STANDARD, Alta.— Water supply and distribution are important parts of a farm so producers must be ready for the next drought or flood.
“Most producers really are just set up for here and now, today. The average years are pretty good but really you need to be thinking about the next drought,” said Joe Harrington, water specialist with Alberta Agriculture.
Advance plans are needed for dry periods. If cattle have to be moved to stubble when the forage runs out, water must be available, he said at a water management workshop sponsored by the Foothills Forage Association in Standard, Alta.
Many people do not know how much water their wells produce and they do not test the quality.
Related Cattle Call stories:
- Solar pump system aids water management
- Properly designed facilities reduce cattle, handler stress
- Sundog keeps producers abreast of water issues
- Livestock meds: not too hot and not too cold
- Producers pleased with compacted concrete floors
“If the water quality is not suitable, then it is not much good to you,” he said.
Water should be tested periodically and records kept to keep track of changes. If the water quality changes that is a sign that the well is starting to fail.
“So many people have never tested their well, especially in pasture wells. You may find the water is not that great and you may be hurting some of your production,” he said.
Wellheads should also be regularly inspected and protected with a vermin proof cap to keep out insects and mice.
When calculating quantity, consider how much water is needed for household use as well as what is required in pastures, feeding and wintering sites.
Every producer should be able to identify current and potential water supplies including wells, dugouts, springs, sloughs and creeks. The reliability of supply, quality and legal access should also be noted.
Wells are the most common source of farm water. Groundwater is often considered superior to surface supplies due to consistency of quantity and quality.
Wells don’t usually dry up, but old structures can quit functioning because the rock formation is closing in on the casings.
Consider taking a course on water wells to learn proper design and construction with a licensed well driller, Harrington advised.

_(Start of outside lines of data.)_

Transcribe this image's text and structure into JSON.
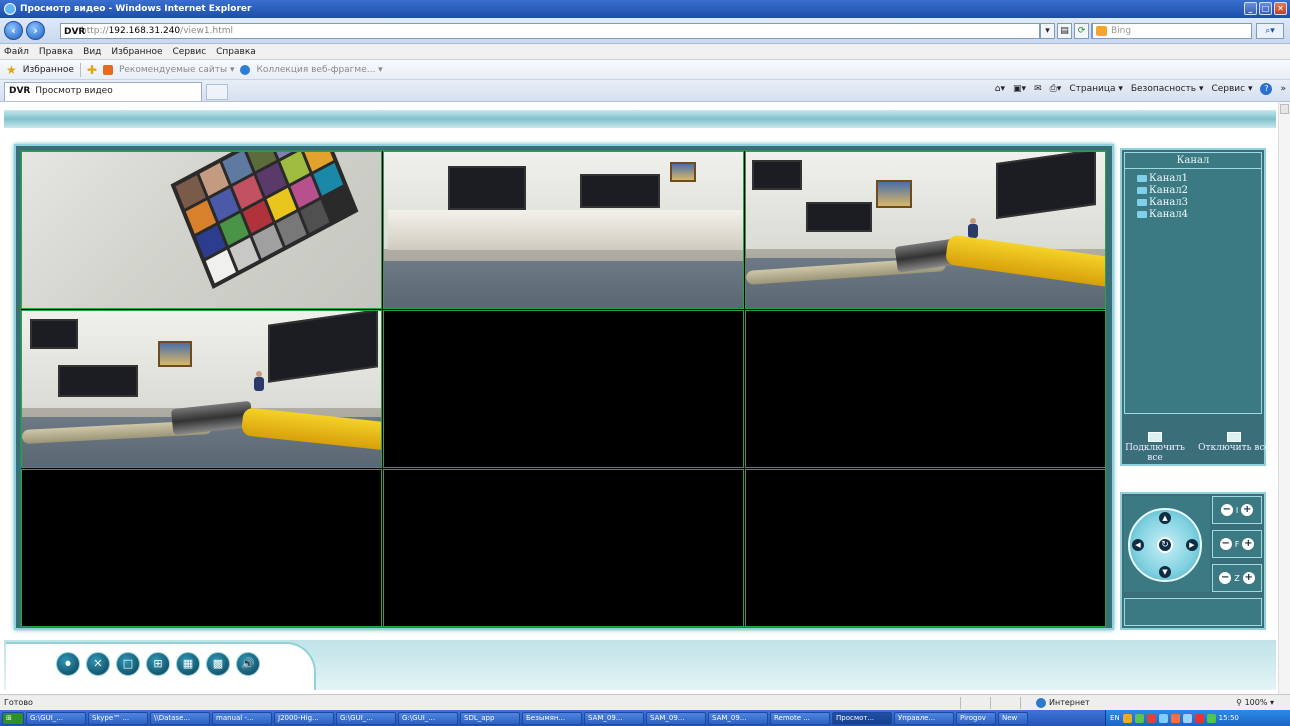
{
  "window": {
    "title": "Просмотр видео - Windows Internet Explorer",
    "buttons": [
      "_",
      "□",
      "✕"
    ]
  },
  "address": {
    "brand": "DVR",
    "scheme": "http://",
    "host": "192.168.31.240",
    "path": "/view1.html",
    "search_placeholder": "Bing"
  },
  "menu": [
    "Файл",
    "Правка",
    "Вид",
    "Избранное",
    "Сервис",
    "Справка"
  ],
  "favorites": {
    "label": "Избранное",
    "items": [
      "Рекомендуемые сайты ▾",
      "Коллекция веб-фрагме... ▾"
    ]
  },
  "tab": {
    "brand": "DVR",
    "title": "Просмотр видео"
  },
  "commandbar": [
    "Страница ▾",
    "Безопасность ▾",
    "Сервис ▾",
    "»"
  ],
  "channels": {
    "header": "Канал",
    "items": [
      "Канал1",
      "Канал2",
      "Канал3",
      "Канал4"
    ],
    "connect_all": "Подключить все",
    "disconnect_all": "Отключить все"
  },
  "ptz": {
    "rows": [
      "I",
      "F",
      "Z"
    ]
  },
  "toolbar": {
    "icons": [
      "record-icon",
      "settings-icon",
      "single-view-icon",
      "quad-view-icon",
      "nine-view-icon",
      "sixteen-view-icon",
      "volume-icon"
    ]
  },
  "status": {
    "left": "Готово",
    "zone": "Интернет",
    "zoom": "100%"
  },
  "taskbar": {
    "items": [
      "G:\\GUI_...",
      "Skype™ ...",
      "\\\\Datase...",
      "manual -...",
      "J2000-Hig...",
      "G:\\GUI_...",
      "G:\\GUI_...",
      "SDL_app",
      "Безымян...",
      "SAM_09...",
      "SAM_09...",
      "SAM_09...",
      "Remote ...",
      "Просмот...",
      "Управле...",
      "Pirogov",
      "New"
    ],
    "active_index": 13,
    "lang": "EN",
    "clock": "15:50"
  },
  "colors": {
    "panel": "#3a6f79",
    "panel_border": "#8fd2db",
    "grid_line": "#2ba04b"
  }
}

Hire well drillers with experience and local knowledge of the geology, as well as the location and depth of potential water sources.
Dugouts are not a reliable source during dry weather because water evaporates and leaves behind salts that could harm livestock.

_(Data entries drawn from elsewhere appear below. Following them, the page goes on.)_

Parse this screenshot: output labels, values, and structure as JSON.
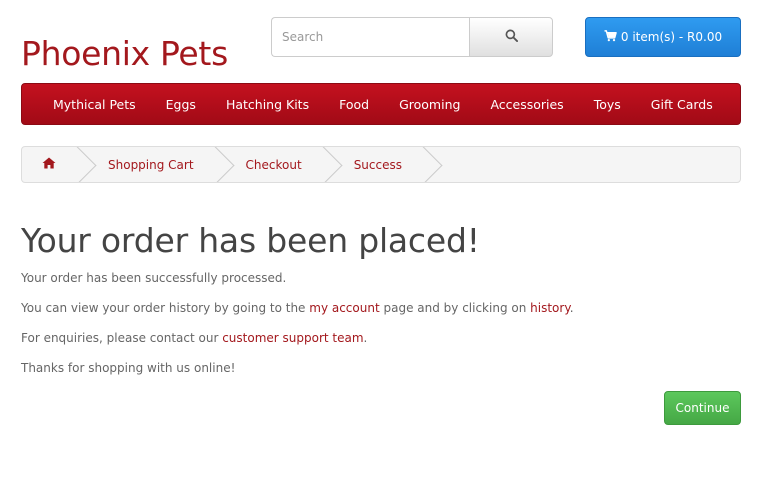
{
  "header": {
    "logo_text": "Phoenix Pets",
    "search_placeholder": "Search",
    "cart_label": "0 item(s) - R0.00",
    "search_icon": "search-icon",
    "cart_icon": "shopping-cart-icon"
  },
  "menu": {
    "items": [
      {
        "label": "Mythical Pets"
      },
      {
        "label": "Eggs"
      },
      {
        "label": "Hatching Kits"
      },
      {
        "label": "Food"
      },
      {
        "label": "Grooming"
      },
      {
        "label": "Accessories"
      },
      {
        "label": "Toys"
      },
      {
        "label": "Gift Cards"
      }
    ]
  },
  "breadcrumb": {
    "home_icon": "home-icon",
    "items": [
      {
        "label": "Shopping Cart"
      },
      {
        "label": "Checkout"
      },
      {
        "label": "Success"
      }
    ]
  },
  "content": {
    "title": "Your order has been placed!",
    "line1": "Your order has been successfully processed.",
    "line2_pre": "You can view your order history by going to the ",
    "line2_link1": "my account",
    "line2_mid": " page and by clicking on ",
    "line2_link2": "history",
    "line2_post": ".",
    "line3_pre": "For enquiries, please contact our ",
    "line3_link": "customer support team",
    "line3_post": ".",
    "line4": "Thanks for shopping with us online!",
    "continue_label": "Continue"
  },
  "colors": {
    "brand": "#a3181d",
    "menu_bg": "#b50e1b",
    "cart_button": "#2389e3",
    "continue_button": "#4cb84c"
  }
}
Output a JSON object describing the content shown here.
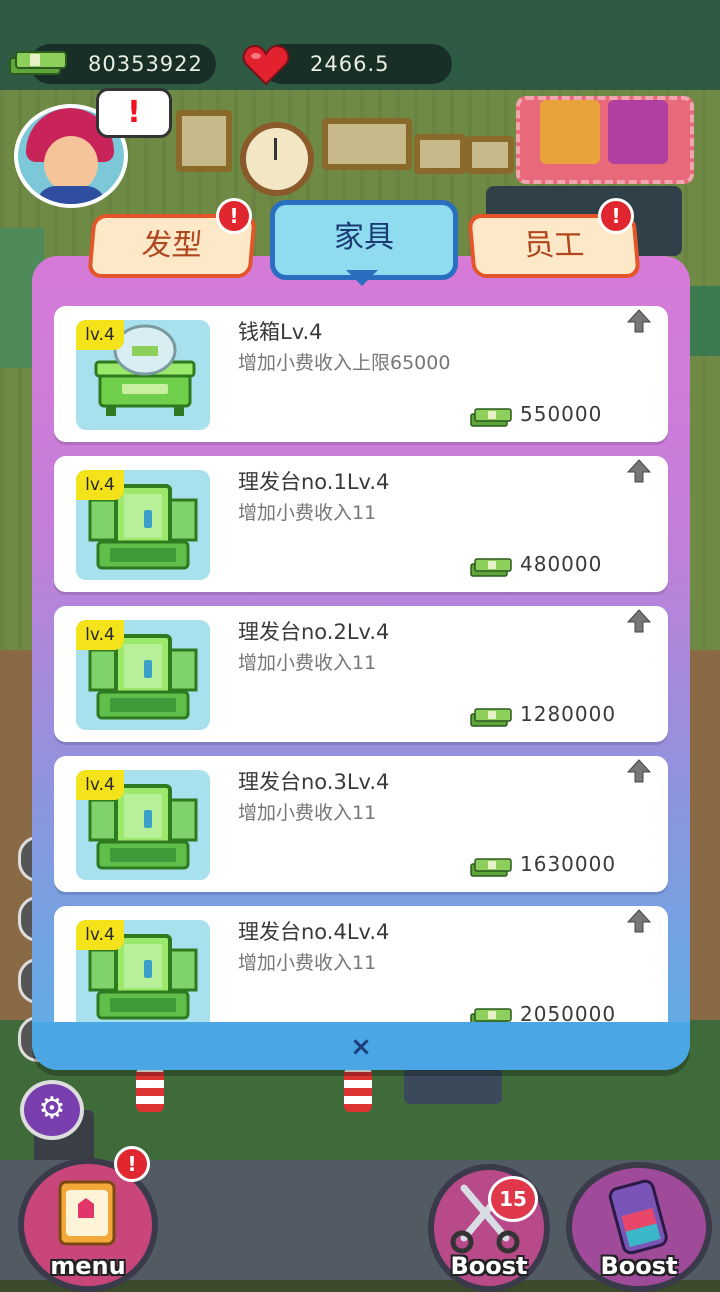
{
  "hud": {
    "cash": "80353922",
    "hearts": "2466.5"
  },
  "speech_mark": "!",
  "tabs": [
    {
      "label": "发型",
      "badge": "!",
      "active": false
    },
    {
      "label": "家具",
      "active": true
    },
    {
      "label": "员工",
      "badge": "!",
      "active": false
    }
  ],
  "items": [
    {
      "level": "lv.4",
      "title": "钱箱Lv.4",
      "desc": "增加小费收入上限65000",
      "price": "550000",
      "icon": "cash-box-icon"
    },
    {
      "level": "lv.4",
      "title": "理发台no.1Lv.4",
      "desc": "增加小费收入11",
      "price": "480000",
      "icon": "barber-station-icon"
    },
    {
      "level": "lv.4",
      "title": "理发台no.2Lv.4",
      "desc": "增加小费收入11",
      "price": "1280000",
      "icon": "barber-station-icon"
    },
    {
      "level": "lv.4",
      "title": "理发台no.3Lv.4",
      "desc": "增加小费收入11",
      "price": "1630000",
      "icon": "barber-station-icon"
    },
    {
      "level": "lv.4",
      "title": "理发台no.4Lv.4",
      "desc": "增加小费收入11",
      "price": "2050000",
      "icon": "barber-station-icon"
    }
  ],
  "close_label": "×",
  "bottom": {
    "menu_label": "menu",
    "menu_badge": "!",
    "boost1_label": "Boost",
    "boost1_count": "15",
    "boost2_label": "Boost"
  },
  "colors": {
    "dialog_top": "#d77ad8",
    "dialog_bottom": "#5ab0e6",
    "active_tab": "#8fdcf0",
    "inactive_tab": "#fde8c8",
    "level_badge": "#f4e21a"
  }
}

“We see a lot of high sulfates in dugouts,” he said.
Dugouts need to be deep and should have one side with a slope so animals can get in for a drink if necessary.
The dugout should be able to hold a three-year supply that includes accounting for use and evaporation losses.
Dugouts accept runoff but included in that is silt, minerals from the soil and nutrients.
If they are not treated or aerated, toxic blue algae, which is actually a bacteria, could appear.
Windmills and solar systems can be used to aerate and pump out the water from the dugout to troughs.
Aeration mixes oxygen into the water and a system should be added the day the dugout was built rather than trying to improve it 20 years later, said Marvin Jackson of Sundog Solar who owns the solar and wind pump manufacturing company based at Sundre, Alta.
Jackson said he would prefer to aerate at night but it is easier to do during the day. However stirring up a pond in the heat of the day warms up the water and that could increase algae. When the aerator is installed the water should be treated at the same time to prevent algae development.
Water consumption requirements depend on:
- size and kind of animal
- rate and composition of gain
- type of diet
- level of dry matter intake
- level of activity
- quality of water
- temperature of water
- surrounding air temperature